This development work includes build apps, and clinical trial software for websites that provide information as well as capture important data for research and development on health and social issues, conducted in research clinical trials. Our growing portfolio features our collaboration with universities across Australia. Some more recent examples of what we have done can be found below:
- EFAR Australia Pilot Trial
A new web-based approach to providing patient care, conducted by researchers from the University of New South Wales, Flinders University and Bond University. This study will trial a website which has been designed by General Practitioners (GPs) and other health professionals to help participants reflect on their drinking habits and the possible impact it might be having on their wellbeing. It will also provide recommendations on dealing with their drinking behaviours.

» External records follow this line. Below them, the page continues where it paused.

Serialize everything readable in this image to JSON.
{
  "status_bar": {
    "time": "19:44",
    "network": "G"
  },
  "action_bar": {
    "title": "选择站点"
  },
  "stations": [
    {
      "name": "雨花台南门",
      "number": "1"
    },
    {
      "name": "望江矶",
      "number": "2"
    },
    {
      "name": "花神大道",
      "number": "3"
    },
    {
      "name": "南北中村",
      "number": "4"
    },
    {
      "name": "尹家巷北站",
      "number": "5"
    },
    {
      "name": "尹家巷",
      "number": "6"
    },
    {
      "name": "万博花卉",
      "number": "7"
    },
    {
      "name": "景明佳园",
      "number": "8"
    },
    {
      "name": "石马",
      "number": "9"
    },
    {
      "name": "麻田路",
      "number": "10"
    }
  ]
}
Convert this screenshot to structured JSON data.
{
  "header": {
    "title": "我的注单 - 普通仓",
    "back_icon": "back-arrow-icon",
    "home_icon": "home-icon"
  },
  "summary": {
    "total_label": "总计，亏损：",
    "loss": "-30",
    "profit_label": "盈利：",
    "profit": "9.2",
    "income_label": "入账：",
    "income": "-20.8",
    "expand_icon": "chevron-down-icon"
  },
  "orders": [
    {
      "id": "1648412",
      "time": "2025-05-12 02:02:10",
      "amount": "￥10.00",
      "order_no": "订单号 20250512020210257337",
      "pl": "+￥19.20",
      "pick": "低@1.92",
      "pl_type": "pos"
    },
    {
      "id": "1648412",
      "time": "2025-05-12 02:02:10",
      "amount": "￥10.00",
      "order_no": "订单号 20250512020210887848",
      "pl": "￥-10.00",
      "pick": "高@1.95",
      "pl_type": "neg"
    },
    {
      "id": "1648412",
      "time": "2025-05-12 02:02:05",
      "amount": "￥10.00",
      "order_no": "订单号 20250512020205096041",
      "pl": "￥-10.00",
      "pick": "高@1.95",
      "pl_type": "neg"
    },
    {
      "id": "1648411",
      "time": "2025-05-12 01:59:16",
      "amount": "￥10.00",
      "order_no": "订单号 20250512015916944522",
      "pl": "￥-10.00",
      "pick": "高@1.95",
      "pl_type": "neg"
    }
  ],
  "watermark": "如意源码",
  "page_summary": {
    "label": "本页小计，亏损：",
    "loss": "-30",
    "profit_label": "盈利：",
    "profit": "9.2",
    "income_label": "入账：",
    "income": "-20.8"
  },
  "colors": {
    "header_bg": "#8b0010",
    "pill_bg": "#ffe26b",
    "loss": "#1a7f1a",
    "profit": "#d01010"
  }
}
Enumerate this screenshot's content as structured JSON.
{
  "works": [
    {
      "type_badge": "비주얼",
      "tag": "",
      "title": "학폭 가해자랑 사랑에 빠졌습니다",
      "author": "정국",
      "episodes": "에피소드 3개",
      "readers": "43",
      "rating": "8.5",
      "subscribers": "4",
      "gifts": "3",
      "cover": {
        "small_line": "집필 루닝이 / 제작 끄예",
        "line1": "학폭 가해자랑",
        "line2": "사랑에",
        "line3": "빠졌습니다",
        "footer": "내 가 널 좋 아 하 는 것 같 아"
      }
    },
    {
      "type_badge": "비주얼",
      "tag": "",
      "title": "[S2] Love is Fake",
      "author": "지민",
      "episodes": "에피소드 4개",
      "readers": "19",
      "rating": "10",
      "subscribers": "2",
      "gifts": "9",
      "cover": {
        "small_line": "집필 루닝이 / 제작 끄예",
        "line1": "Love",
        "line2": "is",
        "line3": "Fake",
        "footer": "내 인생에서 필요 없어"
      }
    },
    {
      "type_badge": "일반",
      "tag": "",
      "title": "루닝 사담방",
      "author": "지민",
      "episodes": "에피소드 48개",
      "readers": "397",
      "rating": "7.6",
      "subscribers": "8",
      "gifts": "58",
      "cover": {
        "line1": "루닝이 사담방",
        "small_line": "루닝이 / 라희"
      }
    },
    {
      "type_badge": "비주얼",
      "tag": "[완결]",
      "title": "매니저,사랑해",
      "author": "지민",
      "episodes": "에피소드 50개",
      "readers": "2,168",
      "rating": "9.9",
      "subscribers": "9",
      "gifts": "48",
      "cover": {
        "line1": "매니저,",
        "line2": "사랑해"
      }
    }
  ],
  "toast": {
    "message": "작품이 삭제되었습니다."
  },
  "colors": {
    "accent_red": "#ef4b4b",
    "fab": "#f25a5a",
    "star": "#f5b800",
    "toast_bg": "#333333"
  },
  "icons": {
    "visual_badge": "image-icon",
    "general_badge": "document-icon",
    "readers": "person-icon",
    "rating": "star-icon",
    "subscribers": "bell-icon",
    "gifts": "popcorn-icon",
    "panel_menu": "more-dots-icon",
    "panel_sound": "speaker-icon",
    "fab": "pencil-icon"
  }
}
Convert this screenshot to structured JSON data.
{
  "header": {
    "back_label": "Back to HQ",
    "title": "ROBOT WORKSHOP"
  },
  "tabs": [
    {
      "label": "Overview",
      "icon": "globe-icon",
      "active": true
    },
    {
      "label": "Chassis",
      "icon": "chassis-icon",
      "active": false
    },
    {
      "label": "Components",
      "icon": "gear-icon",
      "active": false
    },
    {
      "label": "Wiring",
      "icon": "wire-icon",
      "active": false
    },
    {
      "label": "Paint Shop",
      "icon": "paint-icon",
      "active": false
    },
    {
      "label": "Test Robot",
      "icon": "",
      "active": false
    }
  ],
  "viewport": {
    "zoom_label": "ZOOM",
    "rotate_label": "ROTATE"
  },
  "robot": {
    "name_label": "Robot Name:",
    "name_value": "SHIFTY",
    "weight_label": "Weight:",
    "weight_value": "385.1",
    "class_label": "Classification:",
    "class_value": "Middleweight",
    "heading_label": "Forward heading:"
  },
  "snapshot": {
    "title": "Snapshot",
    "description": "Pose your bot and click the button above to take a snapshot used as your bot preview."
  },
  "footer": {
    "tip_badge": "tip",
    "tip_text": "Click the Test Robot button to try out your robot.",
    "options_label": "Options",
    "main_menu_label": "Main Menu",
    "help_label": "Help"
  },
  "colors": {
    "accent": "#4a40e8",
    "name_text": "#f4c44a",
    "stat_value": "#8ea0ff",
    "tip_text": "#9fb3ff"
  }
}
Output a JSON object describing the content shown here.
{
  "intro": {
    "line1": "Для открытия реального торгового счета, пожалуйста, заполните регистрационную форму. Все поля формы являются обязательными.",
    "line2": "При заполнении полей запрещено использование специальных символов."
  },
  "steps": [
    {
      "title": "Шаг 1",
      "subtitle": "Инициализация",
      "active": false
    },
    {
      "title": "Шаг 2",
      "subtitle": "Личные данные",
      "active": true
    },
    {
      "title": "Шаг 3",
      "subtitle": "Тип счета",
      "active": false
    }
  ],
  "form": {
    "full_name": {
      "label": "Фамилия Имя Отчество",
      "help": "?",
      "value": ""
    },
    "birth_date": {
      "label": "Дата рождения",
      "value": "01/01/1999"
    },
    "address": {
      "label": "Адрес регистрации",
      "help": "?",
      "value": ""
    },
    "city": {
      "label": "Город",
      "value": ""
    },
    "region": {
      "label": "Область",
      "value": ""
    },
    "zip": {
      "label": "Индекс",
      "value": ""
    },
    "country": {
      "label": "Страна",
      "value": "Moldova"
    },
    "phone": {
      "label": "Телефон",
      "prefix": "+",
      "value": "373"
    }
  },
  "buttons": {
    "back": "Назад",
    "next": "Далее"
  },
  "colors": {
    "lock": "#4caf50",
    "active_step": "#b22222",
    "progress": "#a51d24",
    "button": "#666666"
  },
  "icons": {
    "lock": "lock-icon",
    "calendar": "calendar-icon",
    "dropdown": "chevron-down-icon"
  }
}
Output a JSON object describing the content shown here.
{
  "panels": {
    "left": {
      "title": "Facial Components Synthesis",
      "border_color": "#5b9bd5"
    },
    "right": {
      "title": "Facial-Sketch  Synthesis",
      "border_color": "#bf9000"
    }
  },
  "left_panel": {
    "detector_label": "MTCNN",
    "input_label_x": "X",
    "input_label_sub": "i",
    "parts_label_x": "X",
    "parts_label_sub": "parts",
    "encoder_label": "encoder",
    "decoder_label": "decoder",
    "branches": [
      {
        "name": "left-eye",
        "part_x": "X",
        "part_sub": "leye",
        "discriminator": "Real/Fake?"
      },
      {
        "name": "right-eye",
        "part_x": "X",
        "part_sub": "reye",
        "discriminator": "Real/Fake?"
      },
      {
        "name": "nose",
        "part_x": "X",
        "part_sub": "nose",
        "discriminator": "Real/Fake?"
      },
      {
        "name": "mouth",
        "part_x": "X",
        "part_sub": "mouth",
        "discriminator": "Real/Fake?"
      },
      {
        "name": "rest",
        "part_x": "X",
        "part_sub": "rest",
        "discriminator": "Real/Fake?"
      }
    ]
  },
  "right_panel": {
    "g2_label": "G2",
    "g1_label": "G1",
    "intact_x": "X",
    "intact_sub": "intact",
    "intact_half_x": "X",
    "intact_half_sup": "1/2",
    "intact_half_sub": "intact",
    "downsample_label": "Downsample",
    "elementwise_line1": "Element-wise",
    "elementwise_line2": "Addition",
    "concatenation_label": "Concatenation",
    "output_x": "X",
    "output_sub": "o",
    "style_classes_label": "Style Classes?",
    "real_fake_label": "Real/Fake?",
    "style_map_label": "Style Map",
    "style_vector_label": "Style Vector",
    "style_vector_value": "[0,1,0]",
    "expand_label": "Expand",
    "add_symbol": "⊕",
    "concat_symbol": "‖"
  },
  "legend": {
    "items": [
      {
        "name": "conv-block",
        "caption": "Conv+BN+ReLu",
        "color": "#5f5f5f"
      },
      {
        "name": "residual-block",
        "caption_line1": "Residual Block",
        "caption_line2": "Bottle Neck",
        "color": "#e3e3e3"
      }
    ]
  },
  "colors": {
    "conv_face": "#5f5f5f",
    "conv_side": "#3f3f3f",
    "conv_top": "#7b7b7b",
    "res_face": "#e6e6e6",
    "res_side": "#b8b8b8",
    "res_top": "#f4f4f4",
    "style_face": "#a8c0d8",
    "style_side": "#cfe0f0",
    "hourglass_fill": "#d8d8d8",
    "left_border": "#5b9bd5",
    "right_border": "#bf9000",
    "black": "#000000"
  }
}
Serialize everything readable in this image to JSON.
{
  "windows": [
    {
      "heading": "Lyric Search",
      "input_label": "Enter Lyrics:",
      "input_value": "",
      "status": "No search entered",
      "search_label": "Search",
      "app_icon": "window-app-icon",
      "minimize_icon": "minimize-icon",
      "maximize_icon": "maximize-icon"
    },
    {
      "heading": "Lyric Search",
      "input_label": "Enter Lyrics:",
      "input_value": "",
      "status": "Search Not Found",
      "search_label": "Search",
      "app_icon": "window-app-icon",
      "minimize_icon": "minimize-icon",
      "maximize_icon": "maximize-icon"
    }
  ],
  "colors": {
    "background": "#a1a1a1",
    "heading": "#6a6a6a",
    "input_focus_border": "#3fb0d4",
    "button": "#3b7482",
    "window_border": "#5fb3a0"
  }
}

Participants are referred by their GPs, and undertake screeners and questionnaires, to assess their drinking habits, with a follow-up interview conducted later.
- Activate Study
A behavioural activation treatment for depression and substance use disorders, and built especially for use as a RCT research tool. The website is highly customisable and flexible, allows the creation, editing and fine-tuning of questionnaires as required, with a useful data export feature that collates data into Excel for researchers. It is also designed to be responsive, meaning the questionnaires can be conducted on all mobile devices including the iPad, the primary interface tool used in this study.
- CSC Study
A prevention pilot run in conjunction with UNSW, QUT and Curtin. The CSC Study aims to investigate the effects of an internet-based substance use and mental health prevention program for adolescents. Used by participating schools, students view cartoon lessons in several modules such as alcohol, alcohol and cannabis, and anxiety and depression. Students then complete a survey, the results of which can be exported in an Excel spreadsheet.
As a result of our work, we are experienced with:
Designing a site to be accessible for handicapped users, such as embedding a YouTube video according to Vision Australia’s guidelines;
- WAI-ARIA and Schemas
WAI-ARIA and schemas are mark-up code that provide additional descriptions and labelling for use by assistive technologies, such as screen readers for the visually impaired;
Ensuring that the site views and works on all screen resolutions and devices;
- Web Content Accessibility Guide (WCAG)
A set of best practices and guidelines relating to accessibility which are mandatory guild lines for Australian government sites.
Implementing these measures positively impacts on how we approach design and layout. Information (and the Internet) wants to be free, and we are committed to provide accessible websites for all users.